Set every entry below down once more, exactly as it stands, without images.

━━━━━━━━━━━━━━━━━━━━

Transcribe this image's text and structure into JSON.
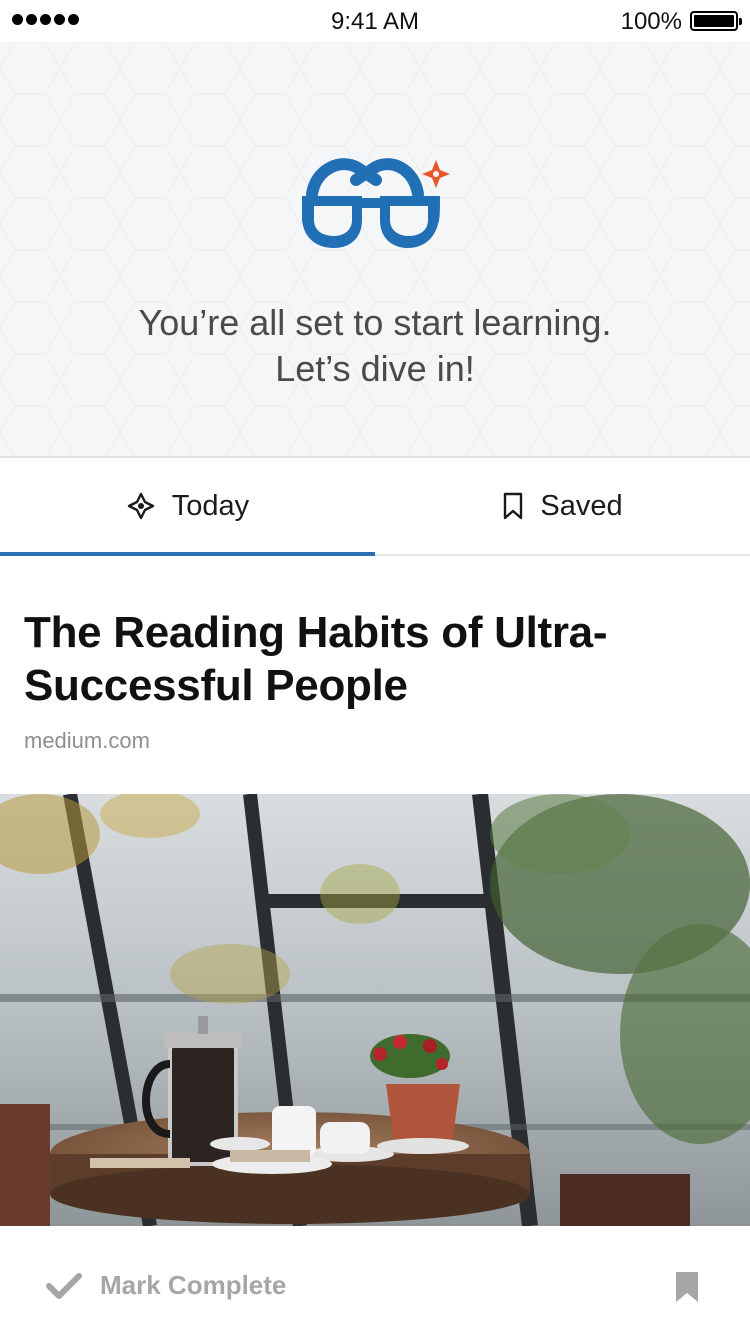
{
  "status_bar": {
    "time": "9:41 AM",
    "battery": "100%"
  },
  "hero": {
    "line1": "You’re all set to start learning.",
    "line2": "Let’s dive in!",
    "logo_icon": "glasses-logo-icon"
  },
  "tabs": [
    {
      "label": "Today",
      "icon": "compass-icon",
      "active": true
    },
    {
      "label": "Saved",
      "icon": "bookmark-outline-icon",
      "active": false
    }
  ],
  "article": {
    "title": "The Reading Habits of Ultra-Successful People",
    "source": "medium.com",
    "image": "cafe-table-photo"
  },
  "bottom_bar": {
    "mark_complete_label": "Mark Complete",
    "bookmark_icon": "bookmark-icon"
  },
  "colors": {
    "accent": "#2b6fb0",
    "logo_blue": "#2170b6",
    "logo_orange": "#e8562a",
    "muted": "#a6a6a6"
  }
}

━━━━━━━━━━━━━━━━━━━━

== Response ==
Transcribe this image's text and structure into JSON.
{
  "status_bar": {
    "time": "9:41 AM",
    "battery": "100%"
  },
  "hero": {
    "line1": "You’re all set to start learning.",
    "line2": "Let’s dive in!",
    "logo_icon": "glasses-logo-icon"
  },
  "tabs": [
    {
      "label": "Today",
      "icon": "compass-icon",
      "active": true
    },
    {
      "label": "Saved",
      "icon": "bookmark-outline-icon",
      "active": false
    }
  ],
  "article": {
    "title": "The Reading Habits of Ultra-Successful People",
    "source": "medium.com",
    "image": "cafe-table-photo"
  },
  "bottom_bar": {
    "mark_complete_label": "Mark Complete",
    "bookmark_icon": "bookmark-icon"
  },
  "colors": {
    "accent": "#2b6fb0",
    "logo_blue": "#2170b6",
    "logo_orange": "#e8562a",
    "muted": "#a6a6a6"
  }
}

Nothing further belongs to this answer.